** Data under study **
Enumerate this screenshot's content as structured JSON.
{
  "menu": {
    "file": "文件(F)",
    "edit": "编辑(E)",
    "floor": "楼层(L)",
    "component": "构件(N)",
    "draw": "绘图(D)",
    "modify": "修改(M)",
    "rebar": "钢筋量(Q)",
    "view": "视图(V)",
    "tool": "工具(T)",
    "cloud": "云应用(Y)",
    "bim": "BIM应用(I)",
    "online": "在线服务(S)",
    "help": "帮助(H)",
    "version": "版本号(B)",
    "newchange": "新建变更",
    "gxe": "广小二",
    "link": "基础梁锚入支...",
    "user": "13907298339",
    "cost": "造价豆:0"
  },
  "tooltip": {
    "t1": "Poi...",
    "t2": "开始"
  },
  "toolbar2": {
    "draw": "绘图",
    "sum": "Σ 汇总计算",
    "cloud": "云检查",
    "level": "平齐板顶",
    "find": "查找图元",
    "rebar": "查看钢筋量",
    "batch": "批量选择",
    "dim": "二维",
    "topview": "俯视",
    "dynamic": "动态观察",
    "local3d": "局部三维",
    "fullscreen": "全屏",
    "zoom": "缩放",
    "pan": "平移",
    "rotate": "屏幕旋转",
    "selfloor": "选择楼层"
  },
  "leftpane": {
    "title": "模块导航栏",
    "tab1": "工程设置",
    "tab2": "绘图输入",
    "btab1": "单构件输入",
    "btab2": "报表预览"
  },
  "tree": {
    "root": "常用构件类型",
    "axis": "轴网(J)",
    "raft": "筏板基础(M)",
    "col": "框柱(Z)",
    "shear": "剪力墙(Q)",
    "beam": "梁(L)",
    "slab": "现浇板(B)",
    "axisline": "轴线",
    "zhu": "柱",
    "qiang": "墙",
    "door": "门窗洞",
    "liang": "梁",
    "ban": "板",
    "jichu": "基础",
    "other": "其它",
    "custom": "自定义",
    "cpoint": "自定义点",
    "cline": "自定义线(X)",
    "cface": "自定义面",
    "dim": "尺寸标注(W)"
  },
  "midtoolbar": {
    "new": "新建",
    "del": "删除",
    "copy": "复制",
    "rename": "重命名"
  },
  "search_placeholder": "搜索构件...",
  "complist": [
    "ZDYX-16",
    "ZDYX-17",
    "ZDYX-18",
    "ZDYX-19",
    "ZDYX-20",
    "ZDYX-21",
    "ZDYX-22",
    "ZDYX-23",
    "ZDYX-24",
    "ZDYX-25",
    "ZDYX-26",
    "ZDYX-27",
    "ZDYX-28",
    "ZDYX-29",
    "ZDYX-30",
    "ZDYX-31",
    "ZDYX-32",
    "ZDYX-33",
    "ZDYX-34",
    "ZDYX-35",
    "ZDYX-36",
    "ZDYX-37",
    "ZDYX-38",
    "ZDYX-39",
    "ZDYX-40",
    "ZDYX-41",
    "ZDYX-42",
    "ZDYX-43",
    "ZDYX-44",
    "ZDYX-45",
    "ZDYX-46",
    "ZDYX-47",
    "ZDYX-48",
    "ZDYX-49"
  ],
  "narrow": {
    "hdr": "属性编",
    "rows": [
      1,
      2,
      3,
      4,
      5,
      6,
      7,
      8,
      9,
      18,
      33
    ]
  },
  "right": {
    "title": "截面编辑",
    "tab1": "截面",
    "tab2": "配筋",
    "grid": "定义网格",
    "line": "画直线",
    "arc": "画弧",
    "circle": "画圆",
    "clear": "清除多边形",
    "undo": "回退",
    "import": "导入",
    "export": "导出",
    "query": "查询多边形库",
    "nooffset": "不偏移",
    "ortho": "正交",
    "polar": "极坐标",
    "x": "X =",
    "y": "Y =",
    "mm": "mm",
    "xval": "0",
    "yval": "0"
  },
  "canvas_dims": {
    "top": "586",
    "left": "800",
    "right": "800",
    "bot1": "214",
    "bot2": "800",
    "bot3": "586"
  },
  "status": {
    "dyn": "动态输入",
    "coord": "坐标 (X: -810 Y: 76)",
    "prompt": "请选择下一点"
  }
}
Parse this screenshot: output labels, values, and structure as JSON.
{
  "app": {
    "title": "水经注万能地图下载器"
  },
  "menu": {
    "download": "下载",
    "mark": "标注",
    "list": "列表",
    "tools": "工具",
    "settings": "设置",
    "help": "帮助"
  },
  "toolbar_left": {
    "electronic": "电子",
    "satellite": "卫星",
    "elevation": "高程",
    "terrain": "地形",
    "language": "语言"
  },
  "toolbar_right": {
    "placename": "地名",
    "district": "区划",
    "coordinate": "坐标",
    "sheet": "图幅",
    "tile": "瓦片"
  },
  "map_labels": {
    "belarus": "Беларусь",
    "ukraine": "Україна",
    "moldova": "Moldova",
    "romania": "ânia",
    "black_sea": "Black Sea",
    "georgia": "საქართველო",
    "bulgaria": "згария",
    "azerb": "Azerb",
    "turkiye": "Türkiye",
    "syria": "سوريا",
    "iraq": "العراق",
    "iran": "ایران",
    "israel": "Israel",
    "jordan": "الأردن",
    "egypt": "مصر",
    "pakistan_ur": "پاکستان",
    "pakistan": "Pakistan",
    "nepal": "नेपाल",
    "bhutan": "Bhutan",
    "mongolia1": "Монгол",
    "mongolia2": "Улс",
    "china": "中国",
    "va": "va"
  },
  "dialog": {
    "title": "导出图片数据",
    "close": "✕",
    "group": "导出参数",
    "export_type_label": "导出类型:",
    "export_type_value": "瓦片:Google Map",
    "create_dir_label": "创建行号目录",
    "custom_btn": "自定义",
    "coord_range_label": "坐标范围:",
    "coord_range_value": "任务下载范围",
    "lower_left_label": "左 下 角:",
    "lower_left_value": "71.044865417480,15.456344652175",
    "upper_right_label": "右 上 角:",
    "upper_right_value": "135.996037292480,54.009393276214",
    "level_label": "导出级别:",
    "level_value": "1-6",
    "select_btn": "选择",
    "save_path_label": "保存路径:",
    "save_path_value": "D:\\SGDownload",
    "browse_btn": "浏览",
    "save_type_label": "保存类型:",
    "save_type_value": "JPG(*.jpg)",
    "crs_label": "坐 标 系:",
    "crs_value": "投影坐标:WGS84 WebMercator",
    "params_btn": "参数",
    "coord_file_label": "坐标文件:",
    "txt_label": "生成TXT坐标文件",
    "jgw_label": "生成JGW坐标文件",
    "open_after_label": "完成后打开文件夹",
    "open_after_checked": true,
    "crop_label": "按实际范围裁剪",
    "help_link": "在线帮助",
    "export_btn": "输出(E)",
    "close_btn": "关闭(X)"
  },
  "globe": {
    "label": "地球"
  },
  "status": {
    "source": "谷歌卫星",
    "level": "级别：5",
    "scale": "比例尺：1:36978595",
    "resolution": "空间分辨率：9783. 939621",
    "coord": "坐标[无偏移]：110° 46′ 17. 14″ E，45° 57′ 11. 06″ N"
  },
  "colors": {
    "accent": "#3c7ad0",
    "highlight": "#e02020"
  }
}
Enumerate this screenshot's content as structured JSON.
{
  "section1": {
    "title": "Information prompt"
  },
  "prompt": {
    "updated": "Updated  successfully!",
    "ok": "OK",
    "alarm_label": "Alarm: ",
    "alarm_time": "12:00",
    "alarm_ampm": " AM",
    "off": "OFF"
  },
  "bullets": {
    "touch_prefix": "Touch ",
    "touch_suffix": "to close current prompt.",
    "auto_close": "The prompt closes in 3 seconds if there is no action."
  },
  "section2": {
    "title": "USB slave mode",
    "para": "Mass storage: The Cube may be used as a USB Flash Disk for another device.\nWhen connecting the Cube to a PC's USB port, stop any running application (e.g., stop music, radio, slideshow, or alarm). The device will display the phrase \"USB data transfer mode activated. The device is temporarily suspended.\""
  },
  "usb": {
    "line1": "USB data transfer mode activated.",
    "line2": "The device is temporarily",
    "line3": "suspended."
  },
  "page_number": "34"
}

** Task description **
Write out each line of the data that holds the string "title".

** Solution to the exercise **
    "title": "模块导航栏",
    "title": "截面编辑",
    "title": "水经注万能地图下载器"
    "title": "导出图片数据",
    "title": "Information prompt"
    "title": "USB slave mode",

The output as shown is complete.